- The type of mastitis you have in the herd
- The correct antibiotics to use
Samples can be tested in Animal Health Laboratories in Shinagh.
If your bulk tank somatic cell count is starting to creep up slightly - don’t ignore it. It is likely to be because the number of infected quarters in your herd is starting to increase, which in turn can lead to more and more infected quarters. High herd SCC in late lactation is generally because of spread of infection during the summer, not ‘just getting later into the lactation’.
Do not assume that small bulk tank SCC increases during the summer will ‘settle down’- act now, and set your herd up for late lactation, with minimal mastitis infections and maximum milk production.
Mastitis cure rates vary from 20-80% depending on various factors, for example, duration of infection, type of bacteria involved and age of cow so all emphasis is placed on stopping the spread and trying to ensure that a low SCC cow isn’t infected by a problem cow.
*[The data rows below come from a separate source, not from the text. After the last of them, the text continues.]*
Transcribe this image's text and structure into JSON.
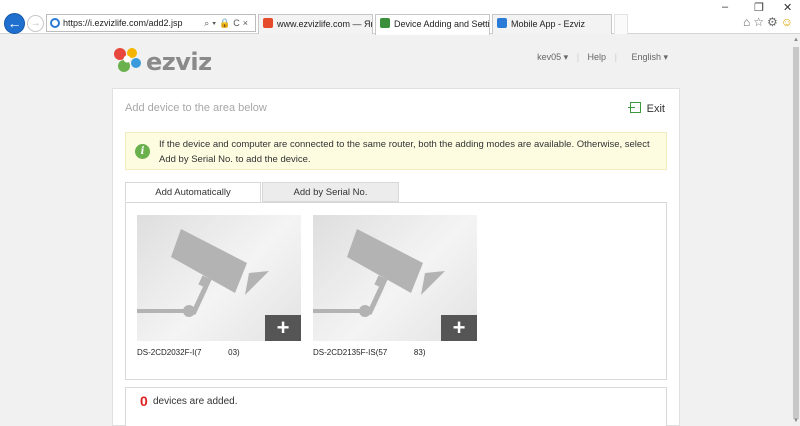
{
  "browser": {
    "url": "https://i.ezvizlife.com/add2.jsp",
    "tabs": [
      {
        "title": "www.ezvizlife.com — Яндекс.",
        "favicon_color": "#e54b2b",
        "active": false
      },
      {
        "title": "Device Adding and Settings",
        "favicon_color": "#3a8f3a",
        "active": true
      },
      {
        "title": "Mobile App - Ezviz",
        "favicon_color": "#2b7bd6",
        "active": false
      }
    ],
    "window_controls": {
      "minimize": "–",
      "restore": "❐",
      "close": "✕"
    },
    "toolbar_icons": [
      "home-icon",
      "star-icon",
      "gear-icon",
      "smiley-icon"
    ]
  },
  "header": {
    "logo_text": "ezviz",
    "user": "kev05",
    "help": "Help",
    "language": "English"
  },
  "panel": {
    "title": "Add device to the area below",
    "exit_label": "Exit",
    "notice": "If the device and computer are connected to the same router, both the adding modes are available. Otherwise, select Add by Serial No. to add the device.",
    "tabs": [
      "Add Automatically",
      "Add by Serial No."
    ],
    "devices": [
      {
        "name": "DS-2CD2032F-I(7            03)"
      },
      {
        "name": "DS-2CD2135F-IS(57            83)"
      }
    ],
    "added_count": "0",
    "added_label": "devices are added."
  },
  "colors": {
    "accent_green": "#6ab04c",
    "count_red": "#e02020",
    "notice_bg": "#fdfbe0"
  }
}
What To Do?
1. High cows must be identified and marked. These cows
are often sub-clinical (high SCC but no clots or change in the milk). Use milk recording or send individual samples to Carbery or the Californian milk test (CMT) to identify them.
2. Stop the spread. Infected cows can pass the infection on to the next 8 cows that the cluster will go on to. To avoid this the high cows must be either milked last or dip the cluster in peracetic acid after milking any high cow. Dipping the cluster in peracetic acid will kill the mastitis bugs on the cluster so that they cannot be passed on to the next cow
3. Discuss a treatment plan with your vet.
4. Remove the source of infection, consider shutting down the problem quarter by stopping milking it, this can take 2-3weeks for sub-clinical cases, do NOT use a dry cow tube. If a cow has re-occurring cases of clinical mastitis shutting the quarter is more difficult and requires more care.
- Thermoduric and TCM results will be sent out by text
- See how the Score Drinagh feeds mill operates https://youtu.be/GeFaSeTG1dQ